Segment Start: Exercise material

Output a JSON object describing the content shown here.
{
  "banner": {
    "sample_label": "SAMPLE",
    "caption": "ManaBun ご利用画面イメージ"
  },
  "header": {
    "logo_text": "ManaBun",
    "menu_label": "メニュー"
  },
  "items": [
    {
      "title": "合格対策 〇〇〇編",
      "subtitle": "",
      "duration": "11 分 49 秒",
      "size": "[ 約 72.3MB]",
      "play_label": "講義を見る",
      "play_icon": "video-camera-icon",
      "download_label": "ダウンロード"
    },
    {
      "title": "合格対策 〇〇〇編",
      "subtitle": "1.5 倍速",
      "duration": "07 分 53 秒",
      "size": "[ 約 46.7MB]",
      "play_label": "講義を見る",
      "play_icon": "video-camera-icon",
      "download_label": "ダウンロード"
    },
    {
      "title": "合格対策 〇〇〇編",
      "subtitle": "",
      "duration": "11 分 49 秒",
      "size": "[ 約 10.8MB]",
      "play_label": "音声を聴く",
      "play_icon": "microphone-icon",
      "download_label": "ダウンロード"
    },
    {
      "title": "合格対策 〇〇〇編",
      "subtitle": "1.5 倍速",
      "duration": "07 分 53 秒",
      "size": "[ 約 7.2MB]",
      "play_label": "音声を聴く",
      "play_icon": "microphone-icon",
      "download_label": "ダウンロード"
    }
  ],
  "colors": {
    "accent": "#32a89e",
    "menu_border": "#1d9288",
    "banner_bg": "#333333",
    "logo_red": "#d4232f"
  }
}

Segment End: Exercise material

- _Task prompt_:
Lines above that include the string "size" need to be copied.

- _Exercise response_:
      "size": "[ 約 72.3MB]",
      "size": "[ 約 46.7MB]",
      "size": "[ 約 10.8MB]",
      "size": "[ 約 7.2MB]",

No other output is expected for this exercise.